The number of apps at launch was far lower than initially promised.
According to PC World at the time, an “ill-timed software change” meant that only 13 apps were available to download at launch. Of course, Google’s store has way more apps these days, numbering in the millions. So things have turned out well for the storefront since then.
3. Google didn’t take a cut of sales (initially)
When paid apps landed on the Android Market in 2009, developers were allowed to keep 70% of the revenue from each app purchased. This sounds similar to the current-day situation, but there was a fundamental difference.
Google claimed that it wouldn’t take a percentage of sales from each app sold at first. Instead, the search colossus said that the remaining 30% went to “billing settlement fees” and carriers.
“We believe this revenue model creates a fair and positive experience for users, developers, and carriers,” the company said at the time.
4. Google had a reason for not using ‘store’
Android Market’s name seems rather weird now that we’ve got numerous app stores instead, such as the Play Store, Amazon AppStore, Apple’s App Store, and more. But back in 2008, Google said it deliberately avoided the word “store.”
“We chose the term ‘market’ rather than ‘store’ because we feel that developers should have an open and unobstructed environment to make their content available,” the company said in August 2008.
What does that say about the decision to choose the Play Store name several years later then? Who knows. Nevertheless, it’s also worth noting that Apple went to court against Amazon a few years later over the latter’s AppStore branding.
5. The store initially didn’t have screenshots
Today’s Play Store has a variety of screenshots and videos to help you make up your mind about downloading items. This seems like a no-brainer, as text alone isn’t really enough to figure out if a game or app is worth grabbing.
App listings were once just text.
Well, the Android Market actually lacked screenshot support within app listings when it first launched. This omission was particularly perplexing as Apple’s App Store already mandated screenshots for app listings at the time.

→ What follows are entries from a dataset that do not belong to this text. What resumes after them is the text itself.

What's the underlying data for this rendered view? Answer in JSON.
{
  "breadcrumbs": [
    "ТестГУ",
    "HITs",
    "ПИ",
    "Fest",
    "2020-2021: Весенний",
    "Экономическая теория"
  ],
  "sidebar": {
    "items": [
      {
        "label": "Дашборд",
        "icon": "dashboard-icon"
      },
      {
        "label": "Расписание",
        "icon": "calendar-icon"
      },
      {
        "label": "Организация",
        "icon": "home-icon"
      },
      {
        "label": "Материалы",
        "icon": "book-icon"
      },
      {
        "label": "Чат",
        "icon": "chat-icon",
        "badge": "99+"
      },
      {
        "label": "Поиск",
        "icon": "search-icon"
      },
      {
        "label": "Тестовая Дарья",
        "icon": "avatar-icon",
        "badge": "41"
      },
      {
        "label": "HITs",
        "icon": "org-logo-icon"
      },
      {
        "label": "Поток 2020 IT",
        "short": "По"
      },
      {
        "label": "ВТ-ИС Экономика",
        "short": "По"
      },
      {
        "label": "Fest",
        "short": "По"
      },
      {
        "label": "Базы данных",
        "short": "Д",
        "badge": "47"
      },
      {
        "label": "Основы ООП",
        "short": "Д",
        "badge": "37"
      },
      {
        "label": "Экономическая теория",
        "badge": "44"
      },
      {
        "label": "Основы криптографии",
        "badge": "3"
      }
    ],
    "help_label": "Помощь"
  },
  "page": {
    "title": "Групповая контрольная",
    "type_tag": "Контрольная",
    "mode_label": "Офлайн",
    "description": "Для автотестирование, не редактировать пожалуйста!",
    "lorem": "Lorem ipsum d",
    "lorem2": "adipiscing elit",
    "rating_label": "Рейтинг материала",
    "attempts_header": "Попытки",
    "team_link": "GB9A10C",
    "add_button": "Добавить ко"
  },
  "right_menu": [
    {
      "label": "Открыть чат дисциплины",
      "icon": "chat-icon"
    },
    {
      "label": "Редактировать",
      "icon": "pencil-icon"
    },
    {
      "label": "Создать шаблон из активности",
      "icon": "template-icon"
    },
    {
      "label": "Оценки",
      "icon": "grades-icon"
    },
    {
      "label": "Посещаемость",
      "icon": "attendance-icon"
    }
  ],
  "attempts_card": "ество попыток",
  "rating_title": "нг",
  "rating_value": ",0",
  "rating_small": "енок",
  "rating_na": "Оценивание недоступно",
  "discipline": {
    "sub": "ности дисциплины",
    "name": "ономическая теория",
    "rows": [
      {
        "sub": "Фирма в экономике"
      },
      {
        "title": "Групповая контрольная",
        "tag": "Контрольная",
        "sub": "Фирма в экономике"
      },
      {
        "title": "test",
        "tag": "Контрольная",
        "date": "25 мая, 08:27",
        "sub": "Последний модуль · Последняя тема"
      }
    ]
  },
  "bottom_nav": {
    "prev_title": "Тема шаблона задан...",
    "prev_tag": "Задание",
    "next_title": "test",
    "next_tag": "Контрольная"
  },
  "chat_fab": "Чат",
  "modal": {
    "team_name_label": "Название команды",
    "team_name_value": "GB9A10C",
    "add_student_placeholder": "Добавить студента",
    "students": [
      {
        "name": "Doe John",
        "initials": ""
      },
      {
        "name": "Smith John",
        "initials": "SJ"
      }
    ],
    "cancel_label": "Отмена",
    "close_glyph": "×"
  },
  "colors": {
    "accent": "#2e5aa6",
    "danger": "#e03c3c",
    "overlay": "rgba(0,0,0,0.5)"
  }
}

Thank goodness Google would follow suit in September 2009.
Those are some of the little-known facts about the Android Market at launch. Are there any other bits of trivia you know about Google’s first take on an Android app store? Let us know below!